From Digga D to the Morley's Founder – The Blue Plaques for London's Modern Icons

Jack Walker wants to commemorate the people who have gone under-appreciated.
Nana Baah
London, GB
Images: Jack Walker

Walk around London and you’ll notice plaques – bright blue and bigger than a dinner plate – on the sides of various buildings, stuck there to commemorate notable dead people.

After moving to the capital from Nottingham two years ago, artist Jack Walker noticed that he hadn’t heard of many of the people on these English Heritage plaques. After some research, he also discovered that the majority of these plaques were commemorating men, and that only four percent honoured Black and Asian people.


So, prompted by a university project, Walker decided to create his own plaques – “True Plaques”, stickers that fit in the palm of your hand. The stickers commemorate some of 21st century London’s finest, from Doreen Lawrence and Digga D, to Kannalingam “Indran” Selvendran, the founder of Morley’s, south London’s favourite chicken shop.

VICE: What drew you to recreating the English Heritage blue plaques?
Jack Walker:
I've always been interested in the blue plaques. When you're walking around central London, you see them and they’re quite interesting things and people, but I’d never recognised anybody on them – a lot of them are poets and writers. I looked into it, and the criteria for a current blue plaque is that you have to have been dead for at least 20 years. So I wanted to create something that was more relevant to our generation. 

What makes them more relevant?
The fact that it’s London and there are barely any blue plaques for people of colour. It’s not representative.

How did you decide on which public figures would get True Plaques? 
I was asking people from London to tell me who they like, and who significant people are to them. I spoke to Aima, [one of the founders] of All Black Lives UK, and they nominated Tanya Compas, who is an activist and youth worker.

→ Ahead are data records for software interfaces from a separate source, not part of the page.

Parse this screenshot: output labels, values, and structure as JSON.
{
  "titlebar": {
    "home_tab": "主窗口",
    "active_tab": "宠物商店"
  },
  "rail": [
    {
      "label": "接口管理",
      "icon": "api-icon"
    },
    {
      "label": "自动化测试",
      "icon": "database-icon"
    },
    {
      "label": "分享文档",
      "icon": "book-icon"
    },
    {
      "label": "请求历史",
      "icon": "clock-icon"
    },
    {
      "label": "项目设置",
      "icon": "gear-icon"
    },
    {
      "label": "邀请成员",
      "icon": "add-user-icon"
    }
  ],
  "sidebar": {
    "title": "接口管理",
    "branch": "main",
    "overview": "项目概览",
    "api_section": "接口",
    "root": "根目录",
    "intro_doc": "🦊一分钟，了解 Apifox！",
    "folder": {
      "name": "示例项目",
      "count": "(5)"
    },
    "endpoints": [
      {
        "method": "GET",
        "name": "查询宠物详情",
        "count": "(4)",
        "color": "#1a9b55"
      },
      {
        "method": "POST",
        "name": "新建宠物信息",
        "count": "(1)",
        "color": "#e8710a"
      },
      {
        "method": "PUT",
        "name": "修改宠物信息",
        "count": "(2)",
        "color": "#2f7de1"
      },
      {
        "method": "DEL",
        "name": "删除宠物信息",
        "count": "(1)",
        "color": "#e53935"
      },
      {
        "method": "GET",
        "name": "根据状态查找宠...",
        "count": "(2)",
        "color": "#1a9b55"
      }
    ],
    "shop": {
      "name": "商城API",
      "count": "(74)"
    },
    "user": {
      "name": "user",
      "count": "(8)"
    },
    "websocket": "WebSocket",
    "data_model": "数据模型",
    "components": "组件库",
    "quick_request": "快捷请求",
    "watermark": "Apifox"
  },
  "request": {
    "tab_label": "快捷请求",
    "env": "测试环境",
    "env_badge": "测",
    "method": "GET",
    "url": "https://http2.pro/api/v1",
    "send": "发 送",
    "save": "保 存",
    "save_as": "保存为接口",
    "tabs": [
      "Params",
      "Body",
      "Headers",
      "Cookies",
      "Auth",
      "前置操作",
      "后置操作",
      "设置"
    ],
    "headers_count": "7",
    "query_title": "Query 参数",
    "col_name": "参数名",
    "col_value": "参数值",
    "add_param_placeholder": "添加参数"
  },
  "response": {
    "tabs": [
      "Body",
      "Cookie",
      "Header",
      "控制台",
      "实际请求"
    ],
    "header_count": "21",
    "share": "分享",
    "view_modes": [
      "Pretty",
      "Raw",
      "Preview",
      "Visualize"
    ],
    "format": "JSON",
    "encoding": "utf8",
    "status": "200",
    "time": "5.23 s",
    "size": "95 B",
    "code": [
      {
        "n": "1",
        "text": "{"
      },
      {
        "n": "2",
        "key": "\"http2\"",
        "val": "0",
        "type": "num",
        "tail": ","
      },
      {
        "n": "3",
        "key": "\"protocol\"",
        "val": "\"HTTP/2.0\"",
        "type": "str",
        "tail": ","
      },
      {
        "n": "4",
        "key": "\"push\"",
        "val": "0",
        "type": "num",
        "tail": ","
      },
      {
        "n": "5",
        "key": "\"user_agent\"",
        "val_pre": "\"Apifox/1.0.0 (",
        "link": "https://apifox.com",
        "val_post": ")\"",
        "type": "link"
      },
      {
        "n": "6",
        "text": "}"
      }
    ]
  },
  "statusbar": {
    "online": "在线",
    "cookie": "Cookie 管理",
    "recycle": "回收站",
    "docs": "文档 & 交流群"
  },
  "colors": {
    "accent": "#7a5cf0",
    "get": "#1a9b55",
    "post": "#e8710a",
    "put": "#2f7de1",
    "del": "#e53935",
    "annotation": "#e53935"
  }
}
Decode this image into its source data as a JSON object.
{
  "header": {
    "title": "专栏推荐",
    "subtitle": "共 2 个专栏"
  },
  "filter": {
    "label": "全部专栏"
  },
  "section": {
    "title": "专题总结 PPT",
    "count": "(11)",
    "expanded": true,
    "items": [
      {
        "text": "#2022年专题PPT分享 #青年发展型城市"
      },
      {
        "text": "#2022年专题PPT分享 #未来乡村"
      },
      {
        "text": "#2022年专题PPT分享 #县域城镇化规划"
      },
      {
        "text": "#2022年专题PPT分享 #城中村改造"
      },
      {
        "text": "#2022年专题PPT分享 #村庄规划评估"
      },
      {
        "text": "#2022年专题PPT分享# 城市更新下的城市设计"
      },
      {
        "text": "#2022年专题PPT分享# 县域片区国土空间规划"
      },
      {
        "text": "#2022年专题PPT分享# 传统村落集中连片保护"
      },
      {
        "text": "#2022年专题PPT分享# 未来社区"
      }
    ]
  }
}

It sort of stemmed from there, and I found other people too. There are some people that everyone knows, like Kathy Burke or Michaela Coel, and then there are some lesser known people too.


Was getting them up a struggle? Did you actually find out where people live?
I've tried to do stickers in Nottingham before and they just got taken down. What’s good about [London] is that they don't get ripped off if you put them on lamp posts and places that people stop – so above where you press the buttons to cross the road, or those modern telephone boxes. I found the estate where Michaela Coel grew up, so I put some up around there. But for some people like M.I.A., I only know that she’s from Hounslow, so I just put them up in the vicinity. I put at least six stickers in each area.

What do you think of the way we celebrate people and their successes?
Why do we wait before celebrating people? Somebody had to do something in their life that’s quite significant, and then you’ve also got to wait for them to die, and then wait another 20 years [to get an English Heritage plaque]. 


Are you going to continue creating new ones?
I definitely would. I did maybe a week of research, and a few weeks of finding people, so I wasn’t expecting it to be my most popular work.  I think it should be a recurring thing – maybe [at the end of each year, for] people who have done stuff that year.